A single number is expected: the count of lines in the entries below that contain "Save".

'''

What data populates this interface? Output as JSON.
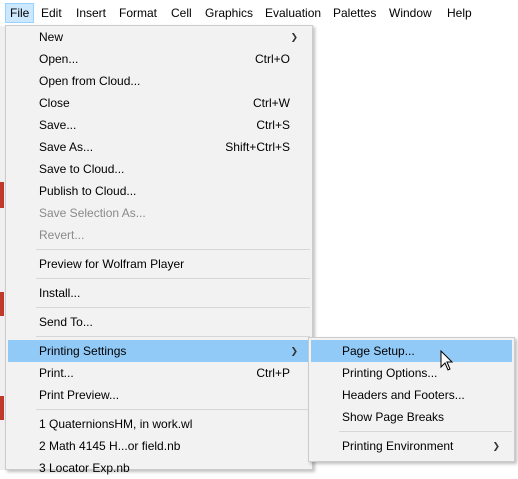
{
  "menubar": {
    "items": [
      "File",
      "Edit",
      "Insert",
      "Format",
      "Cell",
      "Graphics",
      "Evaluation",
      "Palettes",
      "Window",
      "Help"
    ]
  },
  "file_menu": {
    "items": [
      {
        "label": "New",
        "shortcut": "",
        "submenu": true
      },
      {
        "label": "Open...",
        "shortcut": "Ctrl+O"
      },
      {
        "label": "Open from Cloud...",
        "shortcut": ""
      },
      {
        "label": "Close",
        "shortcut": "Ctrl+W"
      },
      {
        "label": "Save...",
        "shortcut": "Ctrl+S"
      },
      {
        "label": "Save As...",
        "shortcut": "Shift+Ctrl+S"
      },
      {
        "label": "Save to Cloud...",
        "shortcut": ""
      },
      {
        "label": "Publish to Cloud...",
        "shortcut": ""
      },
      {
        "label": "Save Selection As...",
        "shortcut": "",
        "disabled": true
      },
      {
        "label": "Revert...",
        "shortcut": "",
        "disabled": true
      },
      {
        "label": "Preview for Wolfram Player",
        "shortcut": ""
      },
      {
        "label": "Install...",
        "shortcut": ""
      },
      {
        "label": "Send To...",
        "shortcut": ""
      },
      {
        "label": "Printing Settings",
        "shortcut": "",
        "submenu": true
      },
      {
        "label": "Print...",
        "shortcut": "Ctrl+P"
      },
      {
        "label": "Print Preview...",
        "shortcut": ""
      },
      {
        "label": "1 QuaternionsHM, in work.wl",
        "shortcut": ""
      },
      {
        "label": "2 Math 4145 H...or field.nb",
        "shortcut": ""
      },
      {
        "label": "3 Locator Exp.nb",
        "shortcut": ""
      }
    ]
  },
  "printing_submenu": {
    "items": [
      {
        "label": "Page Setup..."
      },
      {
        "label": "Printing Options..."
      },
      {
        "label": "Headers and Footers..."
      },
      {
        "label": "Show Page Breaks"
      },
      {
        "label": "Printing Environment",
        "submenu": true
      }
    ]
  },
  "icons": {
    "submenu_arrow": "chevron-right-icon",
    "cursor": "mouse-pointer-icon"
  }
}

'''

RESULT FOR THIS TASK => 4